- _Aim of the task_:
What you return must match the listing below exactly.

- _Provided records_:
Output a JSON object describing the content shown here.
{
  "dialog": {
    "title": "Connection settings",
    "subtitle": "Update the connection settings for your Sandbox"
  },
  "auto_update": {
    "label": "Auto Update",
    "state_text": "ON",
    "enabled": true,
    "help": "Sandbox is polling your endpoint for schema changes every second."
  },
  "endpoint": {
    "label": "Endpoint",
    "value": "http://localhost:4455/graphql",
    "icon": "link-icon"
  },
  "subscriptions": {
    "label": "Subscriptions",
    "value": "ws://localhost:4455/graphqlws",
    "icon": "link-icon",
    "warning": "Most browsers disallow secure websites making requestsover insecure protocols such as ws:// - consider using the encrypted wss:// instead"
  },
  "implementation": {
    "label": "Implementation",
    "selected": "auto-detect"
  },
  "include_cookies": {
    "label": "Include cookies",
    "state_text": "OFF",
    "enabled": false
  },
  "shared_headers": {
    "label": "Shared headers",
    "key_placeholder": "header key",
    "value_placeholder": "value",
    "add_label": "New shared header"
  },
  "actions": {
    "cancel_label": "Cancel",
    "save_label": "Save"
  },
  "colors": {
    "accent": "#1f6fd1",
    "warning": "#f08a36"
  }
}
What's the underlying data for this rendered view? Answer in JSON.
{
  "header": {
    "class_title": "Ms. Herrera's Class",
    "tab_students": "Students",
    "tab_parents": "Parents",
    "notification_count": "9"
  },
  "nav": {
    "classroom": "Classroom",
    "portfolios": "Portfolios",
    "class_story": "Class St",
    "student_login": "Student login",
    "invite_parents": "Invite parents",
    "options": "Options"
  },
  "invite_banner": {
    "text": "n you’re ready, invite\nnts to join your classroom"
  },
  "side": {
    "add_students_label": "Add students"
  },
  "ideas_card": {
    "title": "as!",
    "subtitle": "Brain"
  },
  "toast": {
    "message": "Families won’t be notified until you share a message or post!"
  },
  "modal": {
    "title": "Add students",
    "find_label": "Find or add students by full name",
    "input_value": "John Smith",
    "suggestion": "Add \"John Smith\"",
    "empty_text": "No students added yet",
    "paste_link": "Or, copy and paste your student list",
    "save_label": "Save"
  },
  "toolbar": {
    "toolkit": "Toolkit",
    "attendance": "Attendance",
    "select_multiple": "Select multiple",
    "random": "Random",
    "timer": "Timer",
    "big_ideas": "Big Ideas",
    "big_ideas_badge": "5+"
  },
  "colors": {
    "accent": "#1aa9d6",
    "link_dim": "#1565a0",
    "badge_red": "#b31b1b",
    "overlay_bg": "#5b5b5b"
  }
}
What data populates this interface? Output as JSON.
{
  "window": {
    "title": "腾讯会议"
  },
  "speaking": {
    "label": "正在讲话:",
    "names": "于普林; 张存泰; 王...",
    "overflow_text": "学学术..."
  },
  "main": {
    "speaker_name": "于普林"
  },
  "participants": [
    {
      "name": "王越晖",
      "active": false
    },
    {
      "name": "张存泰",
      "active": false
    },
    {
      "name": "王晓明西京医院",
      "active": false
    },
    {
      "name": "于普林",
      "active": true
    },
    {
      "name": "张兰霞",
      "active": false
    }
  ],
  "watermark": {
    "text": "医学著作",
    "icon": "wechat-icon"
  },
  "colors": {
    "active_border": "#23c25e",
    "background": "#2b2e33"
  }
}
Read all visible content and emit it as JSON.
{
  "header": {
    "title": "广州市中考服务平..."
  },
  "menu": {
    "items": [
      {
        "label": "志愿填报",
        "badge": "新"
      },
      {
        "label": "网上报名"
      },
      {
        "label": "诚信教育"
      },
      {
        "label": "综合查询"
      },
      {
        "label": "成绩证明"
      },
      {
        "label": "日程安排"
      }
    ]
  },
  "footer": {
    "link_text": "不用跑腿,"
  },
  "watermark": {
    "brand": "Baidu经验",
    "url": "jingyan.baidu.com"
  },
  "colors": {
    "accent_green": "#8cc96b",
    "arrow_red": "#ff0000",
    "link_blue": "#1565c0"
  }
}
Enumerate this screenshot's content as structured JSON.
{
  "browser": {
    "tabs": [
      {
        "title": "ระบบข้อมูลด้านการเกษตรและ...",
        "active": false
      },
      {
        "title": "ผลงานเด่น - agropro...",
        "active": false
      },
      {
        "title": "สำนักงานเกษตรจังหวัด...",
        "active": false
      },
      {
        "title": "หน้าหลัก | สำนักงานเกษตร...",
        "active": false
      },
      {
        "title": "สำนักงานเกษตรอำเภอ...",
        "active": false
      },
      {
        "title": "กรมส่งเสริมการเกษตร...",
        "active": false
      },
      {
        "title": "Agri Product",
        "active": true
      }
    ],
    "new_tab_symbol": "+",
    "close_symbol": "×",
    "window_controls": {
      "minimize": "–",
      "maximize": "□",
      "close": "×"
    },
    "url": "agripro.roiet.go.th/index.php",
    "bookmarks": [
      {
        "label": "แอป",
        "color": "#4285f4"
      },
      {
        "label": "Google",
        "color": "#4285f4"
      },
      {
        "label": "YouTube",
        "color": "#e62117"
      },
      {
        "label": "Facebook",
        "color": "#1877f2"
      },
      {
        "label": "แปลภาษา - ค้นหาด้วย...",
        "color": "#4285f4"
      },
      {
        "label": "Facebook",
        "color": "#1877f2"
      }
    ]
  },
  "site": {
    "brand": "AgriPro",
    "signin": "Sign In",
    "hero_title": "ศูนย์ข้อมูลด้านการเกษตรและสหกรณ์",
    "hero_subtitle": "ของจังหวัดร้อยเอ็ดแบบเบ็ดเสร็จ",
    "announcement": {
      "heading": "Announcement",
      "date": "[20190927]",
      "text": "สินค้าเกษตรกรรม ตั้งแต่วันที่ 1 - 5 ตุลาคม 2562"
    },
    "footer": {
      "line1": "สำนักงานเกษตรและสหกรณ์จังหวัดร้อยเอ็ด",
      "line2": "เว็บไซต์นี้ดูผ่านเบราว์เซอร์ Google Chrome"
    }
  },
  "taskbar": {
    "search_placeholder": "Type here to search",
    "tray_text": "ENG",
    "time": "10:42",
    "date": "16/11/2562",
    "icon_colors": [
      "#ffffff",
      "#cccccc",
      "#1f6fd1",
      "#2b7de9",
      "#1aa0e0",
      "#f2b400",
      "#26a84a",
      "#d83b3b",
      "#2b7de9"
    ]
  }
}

- _Exercise response_:
Output a JSON object describing the content shown here.
{
  "dialog": {
    "title": "Connection settings",
    "subtitle": "Update the connection settings for your Sandbox"
  },
  "auto_update": {
    "label": "Auto Update",
    "state_text": "ON",
    "enabled": true,
    "help": "Sandbox is polling your endpoint for schema changes every second."
  },
  "endpoint": {
    "label": "Endpoint",
    "value": "http://localhost:4455/graphql",
    "icon": "link-icon"
  },
  "subscriptions": {
    "label": "Subscriptions",
    "value": "ws://localhost:4455/graphqlws",
    "icon": "link-icon",
    "warning": "Most browsers disallow secure websites making requestsover insecure protocols such as ws:// - consider using the encrypted wss:// instead"
  },
  "implementation": {
    "label": "Implementation",
    "selected": "auto-detect"
  },
  "include_cookies": {
    "label": "Include cookies",
    "state_text": "OFF",
    "enabled": false
  },
  "shared_headers": {
    "label": "Shared headers",
    "key_placeholder": "header key",
    "value_placeholder": "value",
    "add_label": "New shared header"
  },
  "actions": {
    "cancel_label": "Cancel",
    "save_label": "Save"
  },
  "colors": {
    "accent": "#1f6fd1",
    "warning": "#f08a36"
  }
}
What's the underlying data for this rendered view? Answer in JSON.
{
  "header": {
    "class_title": "Ms. Herrera's Class",
    "tab_students": "Students",
    "tab_parents": "Parents",
    "notification_count": "9"
  },
  "nav": {
    "classroom": "Classroom",
    "portfolios": "Portfolios",
    "class_story": "Class St",
    "student_login": "Student login",
    "invite_parents": "Invite parents",
    "options": "Options"
  },
  "invite_banner": {
    "text": "n you’re ready, invite\nnts to join your classroom"
  },
  "side": {
    "add_students_label": "Add students"
  },
  "ideas_card": {
    "title": "as!",
    "subtitle": "Brain"
  },
  "toast": {
    "message": "Families won’t be notified until you share a message or post!"
  },
  "modal": {
    "title": "Add students",
    "find_label": "Find or add students by full name",
    "input_value": "John Smith",
    "suggestion": "Add \"John Smith\"",
    "empty_text": "No students added yet",
    "paste_link": "Or, copy and paste your student list",
    "save_label": "Save"
  },
  "toolbar": {
    "toolkit": "Toolkit",
    "attendance": "Attendance",
    "select_multiple": "Select multiple",
    "random": "Random",
    "timer": "Timer",
    "big_ideas": "Big Ideas",
    "big_ideas_badge": "5+"
  },
  "colors": {
    "accent": "#1aa9d6",
    "link_dim": "#1565a0",
    "badge_red": "#b31b1b",
    "overlay_bg": "#5b5b5b"
  }
}
What data populates this interface? Output as JSON.
{
  "window": {
    "title": "腾讯会议"
  },
  "speaking": {
    "label": "正在讲话:",
    "names": "于普林; 张存泰; 王...",
    "overflow_text": "学学术..."
  },
  "main": {
    "speaker_name": "于普林"
  },
  "participants": [
    {
      "name": "王越晖",
      "active": false
    },
    {
      "name": "张存泰",
      "active": false
    },
    {
      "name": "王晓明西京医院",
      "active": false
    },
    {
      "name": "于普林",
      "active": true
    },
    {
      "name": "张兰霞",
      "active": false
    }
  ],
  "watermark": {
    "text": "医学著作",
    "icon": "wechat-icon"
  },
  "colors": {
    "active_border": "#23c25e",
    "background": "#2b2e33"
  }
}
Read all visible content and emit it as JSON.
{
  "header": {
    "title": "广州市中考服务平..."
  },
  "menu": {
    "items": [
      {
        "label": "志愿填报",
        "badge": "新"
      },
      {
        "label": "网上报名"
      },
      {
        "label": "诚信教育"
      },
      {
        "label": "综合查询"
      },
      {
        "label": "成绩证明"
      },
      {
        "label": "日程安排"
      }
    ]
  },
  "footer": {
    "link_text": "不用跑腿,"
  },
  "watermark": {
    "brand": "Baidu经验",
    "url": "jingyan.baidu.com"
  },
  "colors": {
    "accent_green": "#8cc96b",
    "arrow_red": "#ff0000",
    "link_blue": "#1565c0"
  }
}
Enumerate this screenshot's content as structured JSON.
{
  "browser": {
    "tabs": [
      {
        "title": "ระบบข้อมูลด้านการเกษตรและ...",
        "active": false
      },
      {
        "title": "ผลงานเด่น - agropro...",
        "active": false
      },
      {
        "title": "สำนักงานเกษตรจังหวัด...",
        "active": false
      },
      {
        "title": "หน้าหลัก | สำนักงานเกษตร...",
        "active": false
      },
      {
        "title": "สำนักงานเกษตรอำเภอ...",
        "active": false
      },
      {
        "title": "กรมส่งเสริมการเกษตร...",
        "active": false
      },
      {
        "title": "Agri Product",
        "active": true
      }
    ],
    "new_tab_symbol": "+",
    "close_symbol": "×",
    "window_controls": {
      "minimize": "–",
      "maximize": "□",
      "close": "×"
    },
    "url": "agripro.roiet.go.th/index.php",
    "bookmarks": [
      {
        "label": "แอป",
        "color": "#4285f4"
      },
      {
        "label": "Google",
        "color": "#4285f4"
      },
      {
        "label": "YouTube",
        "color": "#e62117"
      },
      {
        "label": "Facebook",
        "color": "#1877f2"
      },
      {
        "label": "แปลภาษา - ค้นหาด้วย...",
        "color": "#4285f4"
      },
      {
        "label": "Facebook",
        "color": "#1877f2"
      }
    ]
  },
  "site": {
    "brand": "AgriPro",
    "signin": "Sign In",
    "hero_title": "ศูนย์ข้อมูลด้านการเกษตรและสหกรณ์",
    "hero_subtitle": "ของจังหวัดร้อยเอ็ดแบบเบ็ดเสร็จ",
    "announcement": {
      "heading": "Announcement",
      "date": "[20190927]",
      "text": "สินค้าเกษตรกรรม ตั้งแต่วันที่ 1 - 5 ตุลาคม 2562"
    },
    "footer": {
      "line1": "สำนักงานเกษตรและสหกรณ์จังหวัดร้อยเอ็ด",
      "line2": "เว็บไซต์นี้ดูผ่านเบราว์เซอร์ Google Chrome"
    }
  },
  "taskbar": {
    "search_placeholder": "Type here to search",
    "tray_text": "ENG",
    "time": "10:42",
    "date": "16/11/2562",
    "icon_colors": [
      "#ffffff",
      "#cccccc",
      "#1f6fd1",
      "#2b7de9",
      "#1aa0e0",
      "#f2b400",
      "#26a84a",
      "#d83b3b",
      "#2b7de9"
    ]
  }
}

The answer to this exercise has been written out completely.